Splash Kingdom, formerly known as Pharaoh’s Lost Kingdom, has endured an odyssey as an establishment over the course of its nearly 22 years in business and four different owners. However, when the keys to this kingdom fell into the hands of its fourth set of owners, no one could anticipate the sight now just off Interstate 10: a Pharaoh’s stripped to its bones and a significant renovation apparently waiting in the wings.
All of this can be attributed to those newest owners, Dan Martinez, the former chief operating officer of Palace Entertainment, and Ryan Sauter, a former movie studio executive vice president and producer. These two entrepreneurs appear to be brimming with optimism, ambition and a tad of demolition, especially given the recent removal of the iconic pharaoh in their mission to revamp the aging amusement park.
Though 22 years may not seem ancient, when the Braswell family first opened Pharaoh’s Lost Kingdom in 1996 their hope to create “an oasis for families all over the Inland Empire” would weather a succession of hardships to age the park well beyond its years. However, the deterioration of Pharaoh’s relationship with the community arguably began in 2002 with an unfortunate fall from the Ferris Wheel and a subsequent $5 million lawsuit.
In 2006, despite ownership by family-friendly Aladdin Entertainment Group, physical operation of the park fell to Shahvand Aryana, under whom the grounds became plagued by the all-night raves soon to be notorious for constant noise complaints, drug arrests and parking disasters.
Notably, in February 2009, police officers patrolling “Project Love Group,” a Valentine’s-Day-themed rave, noticed children as young as 12 in attendance amid their 23 arrests for drug violations, vandalism, DUIs and other illegal activities. Moreover, from the same event, two 14-year-old girls went missing for two days until found during a rainstorm in a Beaumont parking lot, still recovering from an ecstasy binge.
The following months of 2009 brought additional raves including “Get Lucky” and “420 Fest,” all of which turning out attendances in the thousands and arrests in the double-digits. Meanwhile in the courthouse, Aladdin Entertainment Group, Shahvand Aryana and even the city of Redlands were locked in a series of legal battles regarding the park’s contested conditional use permit and Aryana’s repeated misuse of the grounds. Ultimately, Pharaoh’s remained nearly abandoned until a lawsuit settlement agreement was finally reached and Clearwater Waterpark Development later purchased the defunct park in 2012.

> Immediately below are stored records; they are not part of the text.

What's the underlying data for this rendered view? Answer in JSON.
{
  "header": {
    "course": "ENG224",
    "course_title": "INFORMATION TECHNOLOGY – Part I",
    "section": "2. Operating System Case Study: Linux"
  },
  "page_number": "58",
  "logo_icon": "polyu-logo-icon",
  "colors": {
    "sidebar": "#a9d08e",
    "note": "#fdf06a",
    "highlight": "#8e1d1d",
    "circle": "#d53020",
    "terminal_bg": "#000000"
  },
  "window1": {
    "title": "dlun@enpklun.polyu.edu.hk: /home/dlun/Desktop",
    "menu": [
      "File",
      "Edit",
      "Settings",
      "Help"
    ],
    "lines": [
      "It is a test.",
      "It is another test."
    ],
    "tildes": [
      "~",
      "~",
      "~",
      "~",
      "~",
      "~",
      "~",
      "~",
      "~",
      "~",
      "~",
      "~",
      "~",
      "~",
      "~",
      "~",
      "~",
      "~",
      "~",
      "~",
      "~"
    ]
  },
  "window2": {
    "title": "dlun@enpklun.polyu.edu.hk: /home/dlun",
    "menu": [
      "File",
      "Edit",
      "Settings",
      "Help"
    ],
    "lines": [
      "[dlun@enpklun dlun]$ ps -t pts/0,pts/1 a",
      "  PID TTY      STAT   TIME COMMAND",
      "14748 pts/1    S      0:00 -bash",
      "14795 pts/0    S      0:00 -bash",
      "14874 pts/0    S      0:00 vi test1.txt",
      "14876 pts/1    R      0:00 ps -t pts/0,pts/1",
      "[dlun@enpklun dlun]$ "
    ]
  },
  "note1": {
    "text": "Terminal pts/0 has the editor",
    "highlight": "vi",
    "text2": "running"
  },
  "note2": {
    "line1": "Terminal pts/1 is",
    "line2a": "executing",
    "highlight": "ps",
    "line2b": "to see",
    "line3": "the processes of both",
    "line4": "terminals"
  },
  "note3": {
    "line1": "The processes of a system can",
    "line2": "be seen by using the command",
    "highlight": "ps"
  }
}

Under new management, Pharaoh’s was rechristened “Splash Kingdom at Pharaoh’s” and underwent rebranding towards a more family-oriented beach theme. Additions such as SkyTown, a 17,000 square foot wave pool and a pair of oversized sunglasses signaled the turning over of a new leaf for the amusement park. Splash Kingdom would continue providing modest, local entertainment for the community over the next five years until current owners, Dan Martinez and Ryan Sauter, assumed ownership on May 1, 2017.
In recent weeks, Splash Kingdom has been preparing for renovation and many parts of the park have been closed off and left empty, though no part as jarringly barren as the front entrance. First losing its sunglasses and now missing entirely, the trademark pharaoh’s removal is only the beginning of the new owners’ big plans for the coming years.
First and foremost, at the core of all their plans, Martinez and Sauter have expressed great interest in making the site as community-oriented as possible.